Humid summer weather sometimes brings an irritating byproduct -- sticking doors. Moisture in the air is absorbed by the wood in some doors. The wood swells and the doors become difficult to open and close. Some doors stick even in dry winter weather, of course, so a balky door can be a year-round problem.

The first impulse of many do-it-yourselfers is to shave wood off the door edge with a plane or rasp, but this often isn't needed. Try these some simpler steps before removing any wood.

Check the hinges. Some doors are quite heavy; constant opening and closing puts strain on the hinges that can cause screws to work loose. Simply tightening the screws will cure many sticking doors. If the screws seem loose in their holes, however, the repair might be short-lived. For a more lasting repair, remove the old screws one by one and replace them with screws of the same diameter but one-half inch to one inch longer. Screws with oversized holes can also be tightened, at least temporarily, by inserting several pieces of toothpicks or some steel wool into the hole.

Check the finish. Lumps or thick drips in paint or varnish on the edges can make a door stick. Use a sharp wood chisel or knife to carefully peel off defects in the finish that could cause sticking. In many cases, this can be done without removing the finish to the bare wood. If the bottom edge of a door rubs the threshold or floor, try taping a piece of sandpaper (course side up) to the floor so the sticking point will pass over it. Open and close the door over the sandpaper several times to remove material from the door's bottom edge.

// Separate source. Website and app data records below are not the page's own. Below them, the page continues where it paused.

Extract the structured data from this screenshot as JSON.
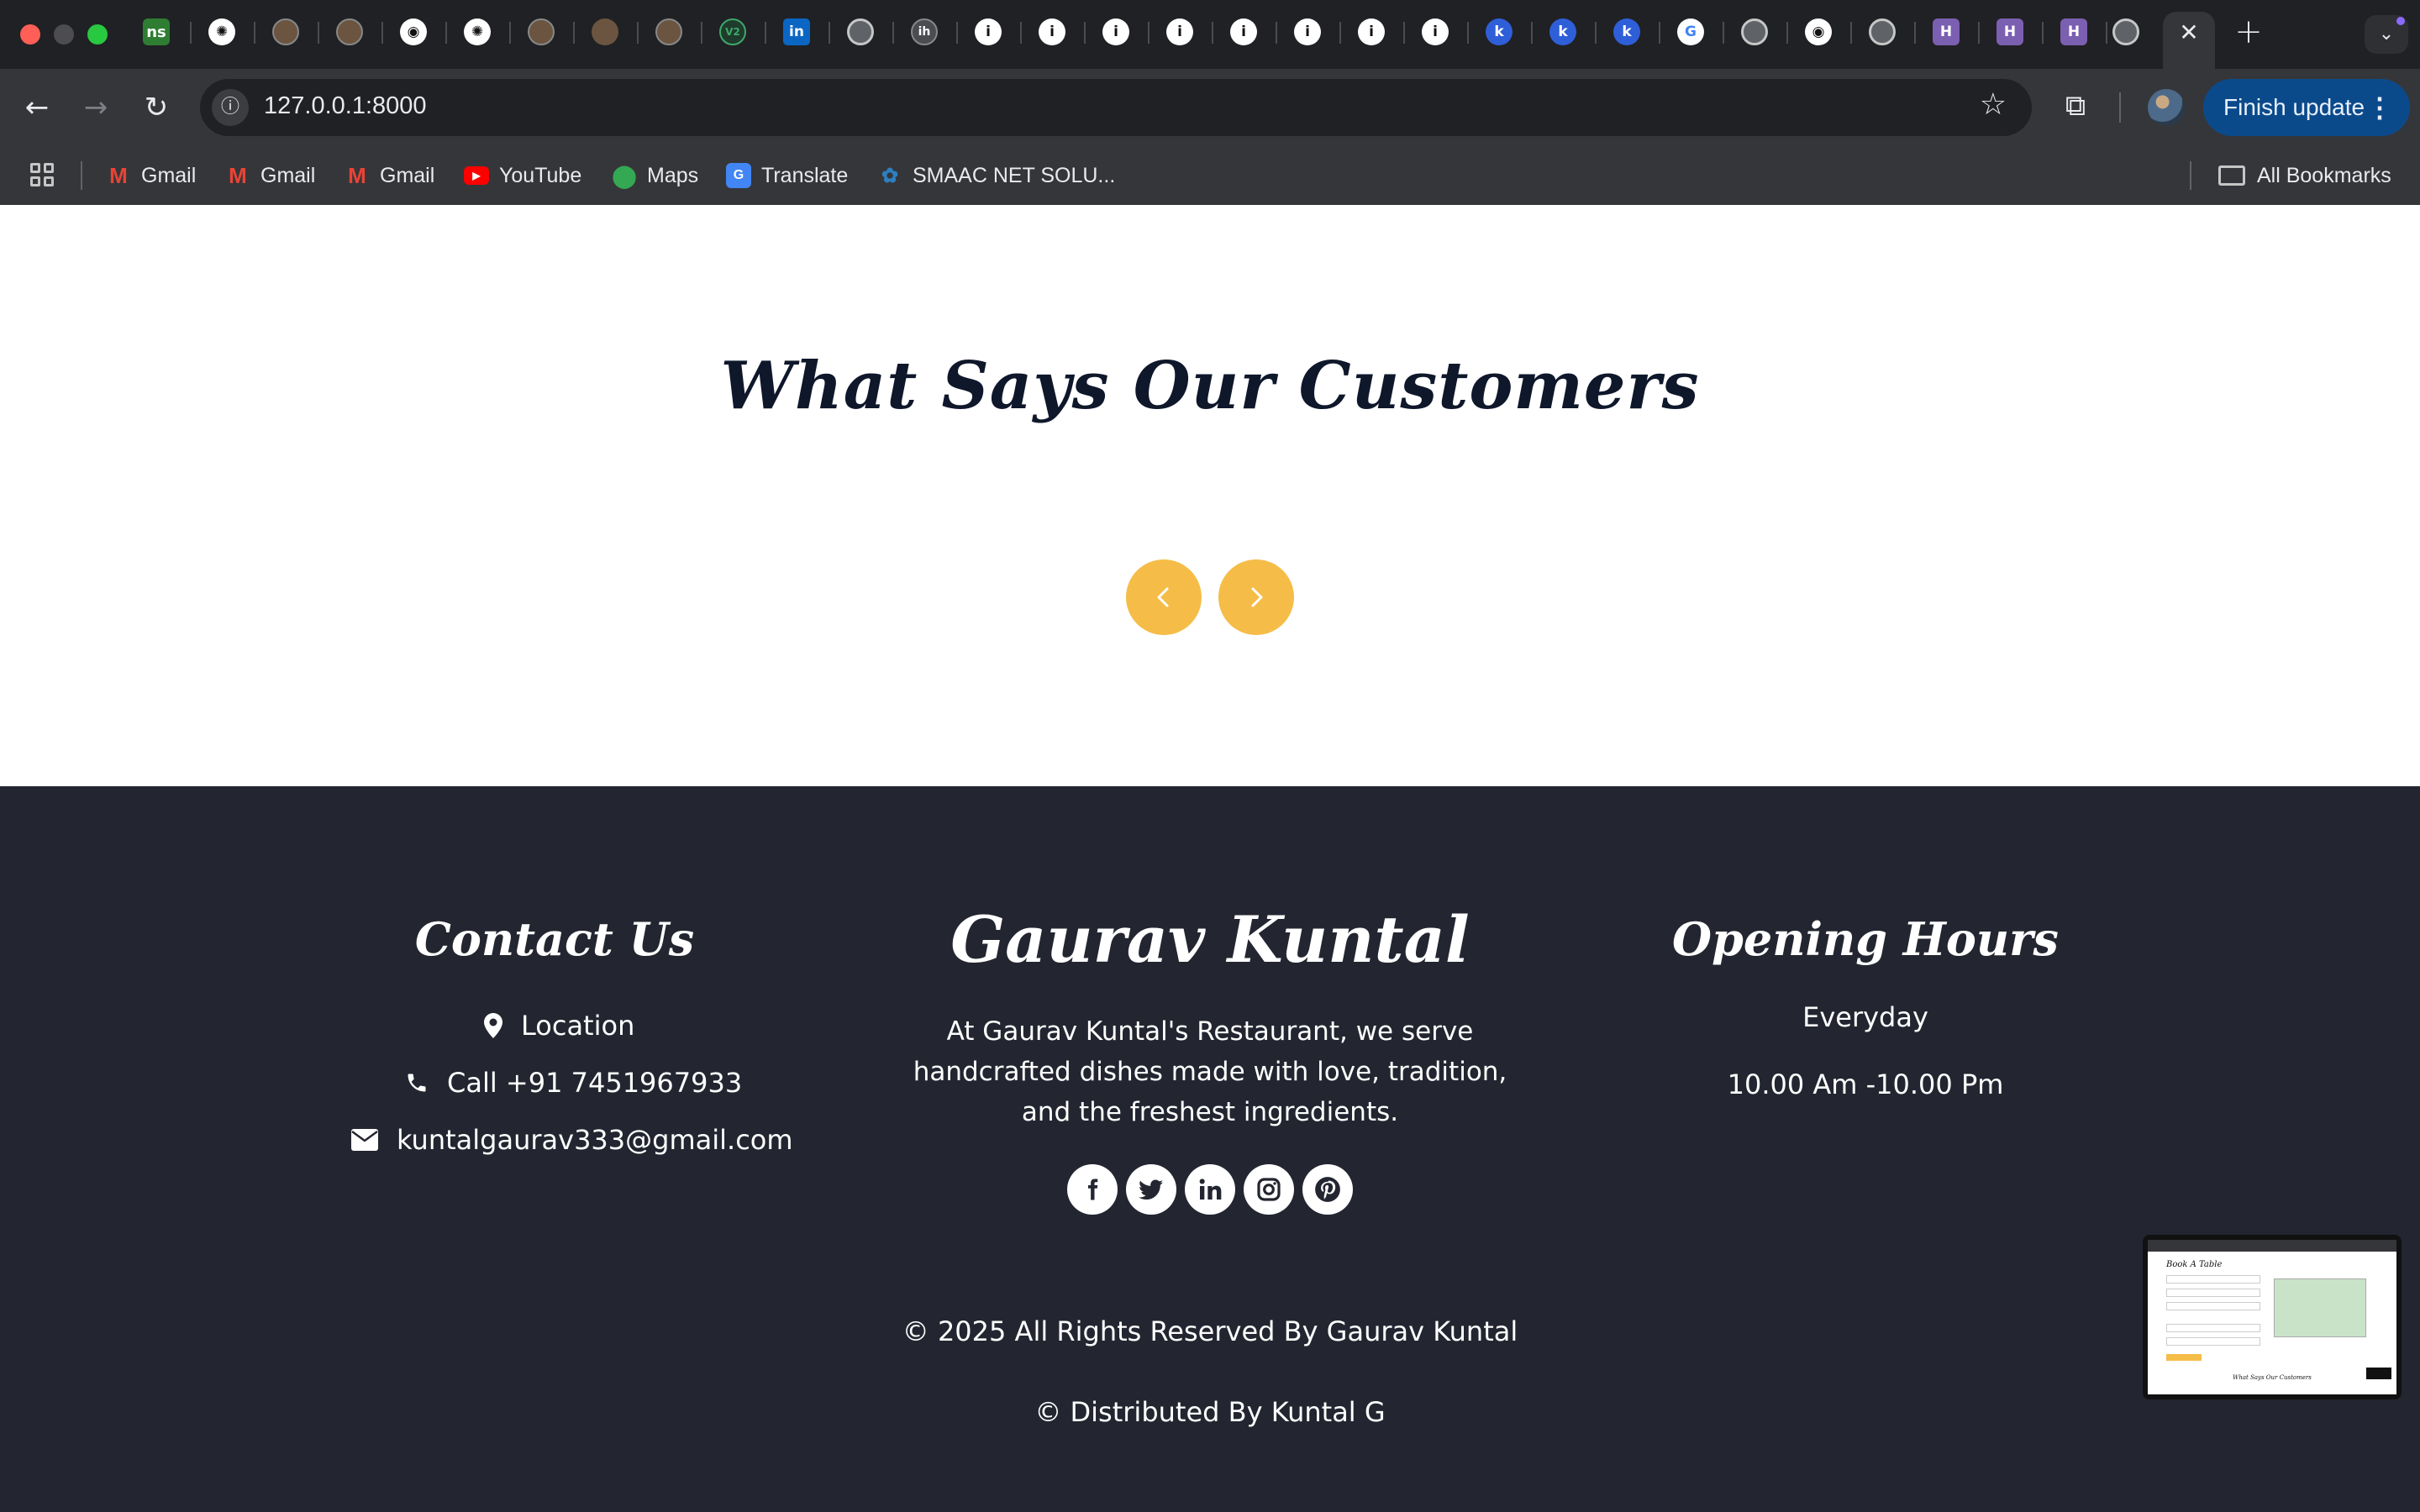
{
  "browser": {
    "url": "127.0.0.1:8000",
    "update_button": "Finish update",
    "bookmarks": [
      {
        "label": "Gmail",
        "icon": "gmail-icon",
        "color": "#ea4335"
      },
      {
        "label": "Gmail",
        "icon": "gmail-icon",
        "color": "#ea4335"
      },
      {
        "label": "Gmail",
        "icon": "gmail-icon",
        "color": "#ea4335"
      },
      {
        "label": "YouTube",
        "icon": "youtube-icon",
        "color": "#ff0000"
      },
      {
        "label": "Maps",
        "icon": "maps-icon",
        "color": "#34a853"
      },
      {
        "label": "Translate",
        "icon": "translate-icon",
        "color": "#4285f4"
      },
      {
        "label": "SMAAC NET SOLU...",
        "icon": "smaac-icon",
        "color": "#2d7fc1"
      }
    ],
    "all_bookmarks": "All Bookmarks"
  },
  "testimonials": {
    "title": "What Says Our Customers",
    "prev_icon": "chevron-left-icon",
    "next_icon": "chevron-right-icon",
    "accent_color": "#f5bd48"
  },
  "footer": {
    "contact": {
      "title": "Contact Us",
      "location": "Location",
      "phone": "Call +91 7451967933",
      "email": "kuntalgaurav333@gmail.com"
    },
    "brand": {
      "title": "Gaurav Kuntal",
      "description": "At Gaurav Kuntal's Restaurant, we serve handcrafted dishes made with love, tradition, and the freshest ingredients.",
      "social": [
        "facebook-icon",
        "twitter-icon",
        "linkedin-icon",
        "instagram-icon",
        "pinterest-icon"
      ]
    },
    "hours": {
      "title": "Opening Hours",
      "days": "Everyday",
      "time": "10.00 Am -10.00 Pm"
    },
    "copyright": "© 2025 All Rights Reserved By Gaurav Kuntal",
    "distributed": "© Distributed By Kuntal G",
    "background": "#232630"
  },
  "preview_thumbnail": {
    "heading": "Book A Table",
    "subheading": "What Says Our Customers"
  }
}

Try lubricant. Determine where the door is sticking and lubricate the area so it slides easier. Rubbing soap or wax on the sticking area will often help. Silicone spray lubricant, sold at most home centers and hardware stores, also can be used.

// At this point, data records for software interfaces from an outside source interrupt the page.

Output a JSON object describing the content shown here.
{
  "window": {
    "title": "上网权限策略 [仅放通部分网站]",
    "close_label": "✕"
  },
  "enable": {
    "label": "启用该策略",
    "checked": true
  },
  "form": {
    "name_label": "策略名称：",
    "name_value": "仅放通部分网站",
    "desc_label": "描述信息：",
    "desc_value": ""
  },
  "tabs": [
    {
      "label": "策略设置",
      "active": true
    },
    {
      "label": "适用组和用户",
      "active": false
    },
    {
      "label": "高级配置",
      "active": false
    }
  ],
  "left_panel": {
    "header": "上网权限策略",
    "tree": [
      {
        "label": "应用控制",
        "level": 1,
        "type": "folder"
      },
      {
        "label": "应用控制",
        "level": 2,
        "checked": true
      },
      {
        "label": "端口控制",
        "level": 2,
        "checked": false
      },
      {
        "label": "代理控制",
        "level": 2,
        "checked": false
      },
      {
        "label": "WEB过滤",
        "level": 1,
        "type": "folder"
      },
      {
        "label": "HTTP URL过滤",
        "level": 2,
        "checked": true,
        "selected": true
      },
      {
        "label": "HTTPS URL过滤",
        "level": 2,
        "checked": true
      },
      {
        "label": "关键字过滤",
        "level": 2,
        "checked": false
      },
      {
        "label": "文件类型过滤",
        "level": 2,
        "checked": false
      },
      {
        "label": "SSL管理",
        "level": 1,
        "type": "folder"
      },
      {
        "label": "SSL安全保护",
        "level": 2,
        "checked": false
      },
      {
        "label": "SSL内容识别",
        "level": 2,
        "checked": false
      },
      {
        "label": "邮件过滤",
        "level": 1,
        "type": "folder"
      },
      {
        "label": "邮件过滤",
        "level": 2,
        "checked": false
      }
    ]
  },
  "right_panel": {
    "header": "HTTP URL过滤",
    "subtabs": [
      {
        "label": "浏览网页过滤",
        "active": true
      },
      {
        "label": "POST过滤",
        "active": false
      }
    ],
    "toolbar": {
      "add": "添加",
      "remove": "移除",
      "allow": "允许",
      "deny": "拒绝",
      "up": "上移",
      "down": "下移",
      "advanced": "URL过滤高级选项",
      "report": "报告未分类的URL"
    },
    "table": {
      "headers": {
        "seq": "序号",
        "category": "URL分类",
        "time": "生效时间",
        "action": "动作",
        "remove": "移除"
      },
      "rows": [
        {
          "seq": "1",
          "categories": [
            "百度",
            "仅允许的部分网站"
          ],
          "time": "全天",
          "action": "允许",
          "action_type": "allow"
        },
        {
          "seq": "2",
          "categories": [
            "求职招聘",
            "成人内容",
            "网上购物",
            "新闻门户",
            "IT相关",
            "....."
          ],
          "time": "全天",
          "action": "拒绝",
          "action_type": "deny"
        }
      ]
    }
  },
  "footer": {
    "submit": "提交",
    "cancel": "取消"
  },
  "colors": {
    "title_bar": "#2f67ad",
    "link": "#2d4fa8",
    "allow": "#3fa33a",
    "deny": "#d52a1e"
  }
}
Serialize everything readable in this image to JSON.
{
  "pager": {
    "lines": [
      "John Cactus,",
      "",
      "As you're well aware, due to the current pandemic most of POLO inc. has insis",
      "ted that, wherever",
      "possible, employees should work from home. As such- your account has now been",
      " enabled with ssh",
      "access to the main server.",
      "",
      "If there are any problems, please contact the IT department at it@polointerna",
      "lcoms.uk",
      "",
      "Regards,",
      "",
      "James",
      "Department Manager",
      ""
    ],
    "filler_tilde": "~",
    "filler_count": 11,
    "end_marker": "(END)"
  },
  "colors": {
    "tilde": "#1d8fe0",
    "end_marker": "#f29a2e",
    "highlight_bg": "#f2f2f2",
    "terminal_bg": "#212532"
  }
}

Try shims. A thin filler or shim behind one of the hinges will often free a door that sticks near the top or bottom of the latch side. The effect of shimming is to tilt the door slightly so it fits more squarely in its opening.